Under terms of the pact, Molecular Templates will identify Engineered Toxin Bodies — a new class of small biologic therapeutics derived from modified bacterial toxins — against undisclosed oncology targets of interest selected by ImClone. Molecular Templates uses its Direct Select Platform to create ETB libraries that can be screened in high throughput to identify therapeutic targets and molecules for various disease states, it said.

ImClone will conduct preclinical studies using the ETBs, evaluating their therapeutic potential in oncology. Following the evaluation period, the firms have an option to continue exclusive development of selected ETBs by ImClone, which would potentially be commercialized by Eli Lilly.

Molecular Templates will receive upfront, milestone, and royalty payments if any ETBs are selected for further development and commercialization. Financial and other terms were not disclosed.

The Scan

Self-Reported Hearing Loss in Older Adults Begins Very Early in Life, Study Says

A JAMA Otolaryngology — Head & Neck Surgery study says polygenic risk scores associated with hearing loss in older adults is also associated with hearing decline in younger groups.

Genome-Wide Analysis Sheds Light on Genetics of ADHD

A genome-wide association study meta-analysis of attention-deficit hyperactivity disorder appearing in Nature Genetics links 76 genes to risk of having the disorder.

MicroRNA Cotargeting Linked to Lupus

A mouse-based study appearing in BMC Biology implicates two microRNAs with overlapping target sites in lupus.

Enzyme Involved in Lipid Metabolism Linked to Mutational Signatures

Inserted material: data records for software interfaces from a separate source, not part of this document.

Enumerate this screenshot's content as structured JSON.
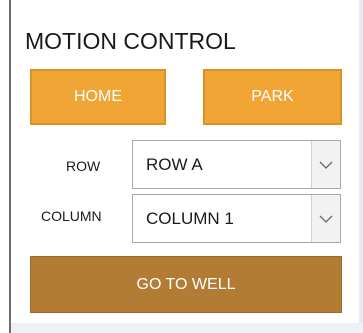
{
  "panel": {
    "title": "MOTION CONTROL"
  },
  "buttons": {
    "home_label": "HOME",
    "park_label": "PARK",
    "go_to_well_label": "GO TO WELL"
  },
  "row_select": {
    "label": "ROW",
    "value": "ROW A",
    "icon": "chevron-down-icon"
  },
  "column_select": {
    "label": "COLUMN",
    "value": "COLUMN 1",
    "icon": "chevron-down-icon"
  },
  "colors": {
    "accent_orange": "#f0a535",
    "go_button_brown": "#b27c35",
    "button_text": "#ffffff"
  }
}
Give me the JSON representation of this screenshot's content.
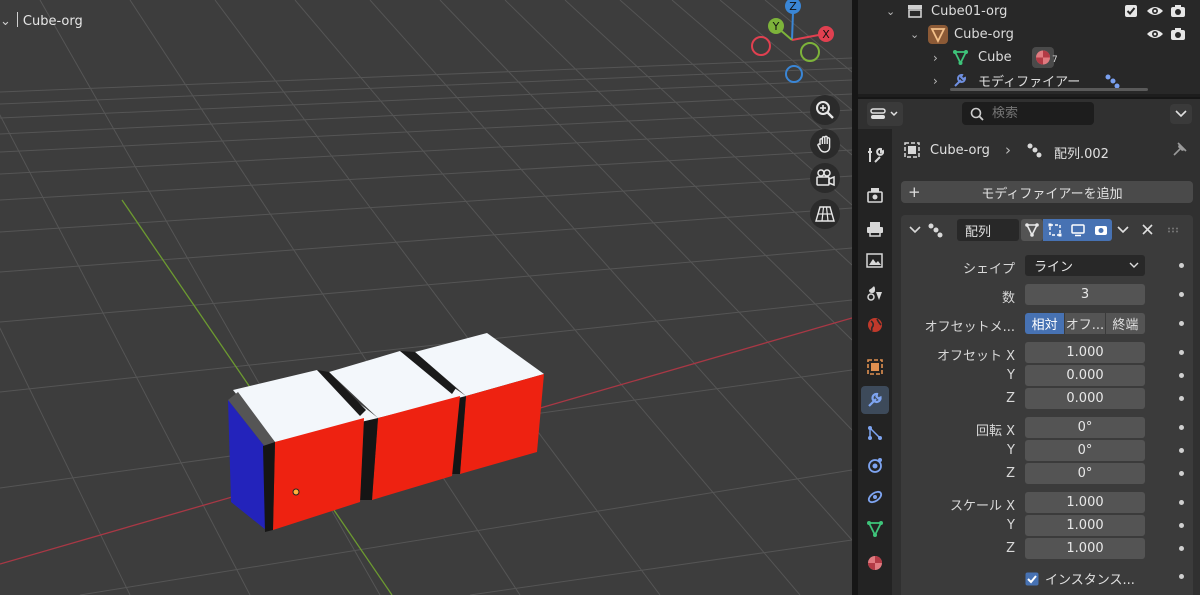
{
  "viewport": {
    "title": "Cube-org",
    "gizmo": {
      "z": "Z",
      "y": "Y",
      "x": "X"
    },
    "nav_icons": [
      "zoom-icon",
      "hand-pan-icon",
      "camera-icon",
      "grid-perspective-icon"
    ]
  },
  "outliner": {
    "rows": [
      {
        "label": "Cube01-org",
        "icon": "collection-icon"
      },
      {
        "label": "Cube-org",
        "icon": "object-icon"
      },
      {
        "label": "Cube",
        "icon": "mesh-icon"
      },
      {
        "label": "モディファイアー",
        "icon": "wrench-icon"
      }
    ],
    "cube_material_badge": "7"
  },
  "properties": {
    "search_placeholder": "検索",
    "breadcrumb": {
      "object": "Cube-org",
      "modifier": "配列.002"
    },
    "add_modifier_label": "モディファイアーを追加",
    "modifier": {
      "name": "配列",
      "fit_type_label": "シェイプ",
      "fit_type_value": "ライン",
      "count_label": "数",
      "count_value": "3",
      "offset_method_label": "オフセットメ...",
      "offset_methods": [
        "相対",
        "オフ...",
        "終端"
      ],
      "offset_x_label": "オフセット X",
      "offset_y_label": "Y",
      "offset_z_label": "Z",
      "offset_values": [
        "1.000",
        "0.000",
        "0.000"
      ],
      "rotation_x_label": "回転 X",
      "rotation_y_label": "Y",
      "rotation_z_label": "Z",
      "rotation_values": [
        "0°",
        "0°",
        "0°"
      ],
      "scale_x_label": "スケール X",
      "scale_y_label": "Y",
      "scale_z_label": "Z",
      "scale_values": [
        "1.000",
        "1.000",
        "1.000"
      ],
      "instance_checkbox_label": "インスタンス..."
    }
  },
  "colors": {
    "accent": "#4772b3",
    "cube_red": "#ee2211",
    "cube_white": "#f4f8fc",
    "cube_blue": "#2222bb",
    "axis_x": "#e04050",
    "axis_y": "#7db33a",
    "axis_z": "#3a86d6"
  }
}
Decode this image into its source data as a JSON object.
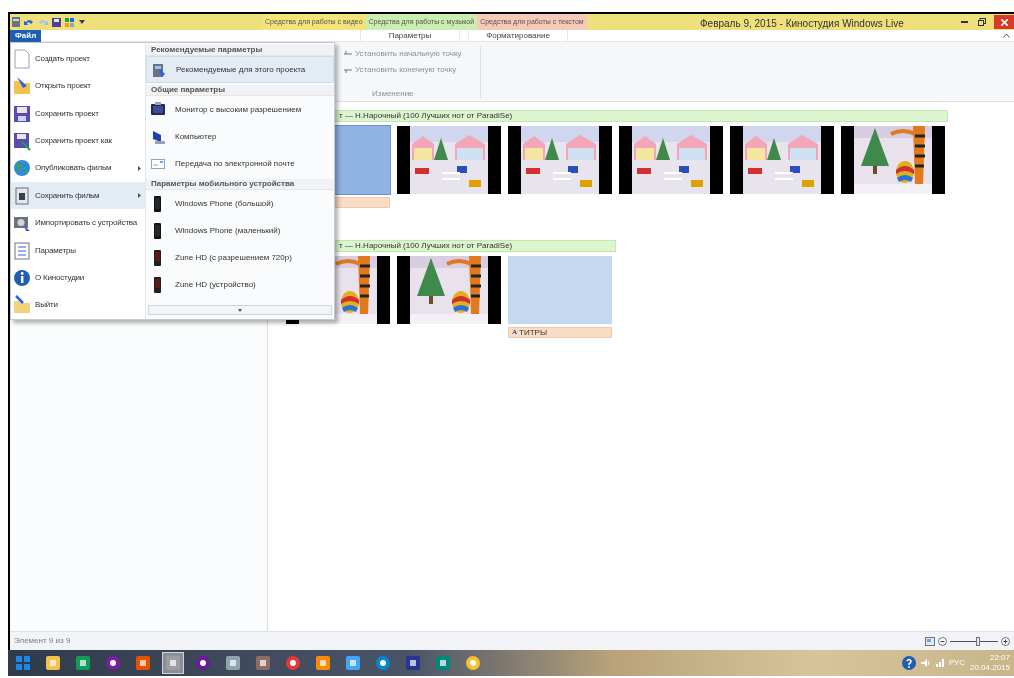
{
  "window": {
    "title": "Февраль 9, 2015 - Киностудия Windows Live"
  },
  "context_tabs": [
    {
      "label": "Средства для работы с видео",
      "color": "#f2e47a"
    },
    {
      "label": "Средства для работы с музыкой",
      "color": "#c9eeb0"
    },
    {
      "label": "Средства для работы с текстом",
      "color": "#f6c9b8"
    }
  ],
  "ribbon_tabs": [
    {
      "label": "Файл",
      "selected": true
    },
    {
      "label": "Параметры",
      "selected": false
    },
    {
      "label": "Форматирование",
      "selected": false
    }
  ],
  "ribbon": {
    "commands": [
      "Установить начальную точку",
      "Установить конечную точку"
    ],
    "group": "Изменение"
  },
  "file_menu": {
    "items": [
      {
        "label": "Создать проект",
        "kind": "new",
        "submenu": false,
        "selected": false
      },
      {
        "label": "Открыть проект",
        "kind": "open",
        "submenu": false,
        "selected": false
      },
      {
        "label": "Сохранить проект",
        "kind": "save",
        "submenu": false,
        "selected": false
      },
      {
        "label": "Сохранить проект как",
        "kind": "saveas",
        "submenu": false,
        "selected": false
      },
      {
        "label": "Опубликовать фильм",
        "kind": "globe",
        "submenu": true,
        "selected": false
      },
      {
        "label": "Сохранить фильм",
        "kind": "film",
        "submenu": true,
        "selected": true
      },
      {
        "label": "Импортировать с устройства",
        "kind": "camera",
        "submenu": false,
        "selected": false
      },
      {
        "label": "Параметры",
        "kind": "options",
        "submenu": false,
        "selected": false
      },
      {
        "label": "О Киностудии",
        "kind": "info",
        "submenu": false,
        "selected": false
      },
      {
        "label": "Выйти",
        "kind": "exit",
        "submenu": false,
        "selected": false
      }
    ],
    "submenu": [
      {
        "kind": "header",
        "label": "Рекомендуемые параметры"
      },
      {
        "kind": "recommended",
        "label": "Рекомендуемые для этого проекта",
        "selected": true
      },
      {
        "kind": "header",
        "label": "Общие параметры"
      },
      {
        "kind": "monitor",
        "label": "Монитор с высоким разрешением",
        "selected": false
      },
      {
        "kind": "computer",
        "label": "Компьютер",
        "selected": false
      },
      {
        "kind": "mail",
        "label": "Передача по электронной почте",
        "selected": false
      },
      {
        "kind": "header",
        "label": "Параметры мобильного устройства"
      },
      {
        "kind": "phone",
        "label": "Windows Phone (большой)",
        "selected": false
      },
      {
        "kind": "phone",
        "label": "Windows Phone (маленький)",
        "selected": false
      },
      {
        "kind": "zune",
        "label": "Zune HD (с разрешением 720p)",
        "selected": false
      },
      {
        "kind": "zune",
        "label": "Zune HD (устройство)",
        "selected": false
      }
    ]
  },
  "storyboard": {
    "rows": [
      {
        "music_caption": "т — Н.Нарочный (100 Лучших нот от ParadiSe)",
        "wide": true,
        "clips": [
          {
            "kind": "title",
            "selected": true
          },
          {
            "kind": "picture"
          },
          {
            "kind": "picture"
          },
          {
            "kind": "picture"
          },
          {
            "kind": "picture"
          },
          {
            "kind": "picture"
          }
        ]
      },
      {
        "music_caption": "т — Н.Нарочный (100 Лучших нот от ParadiSe)",
        "wide": false,
        "clips": [
          {
            "kind": "picture"
          },
          {
            "kind": "picture"
          },
          {
            "kind": "title",
            "selected": false,
            "glyph": "A",
            "caption": "ТИТРЫ"
          }
        ]
      }
    ]
  },
  "status_bar": {
    "text": "Элемент 9 из 9",
    "zoom": {
      "level": 0.6
    }
  },
  "taskbar": {
    "apps": [
      {
        "active": false
      },
      {
        "active": false
      },
      {
        "active": false
      },
      {
        "active": false
      },
      {
        "active": false
      },
      {
        "active": true
      },
      {
        "active": false
      },
      {
        "active": false
      },
      {
        "active": false
      },
      {
        "active": false
      },
      {
        "active": false
      },
      {
        "active": false
      },
      {
        "active": false
      },
      {
        "active": false
      },
      {
        "active": false
      },
      {
        "active": false
      }
    ],
    "language": "РУС",
    "time": "22:07",
    "date": "20.04.2015"
  }
}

In Nature Genetics, a Wellcome Sanger Institute-led team found that APOBEC1 may contribute to the development of the SBS2 and SBS13 mutational signatures in the small intestine.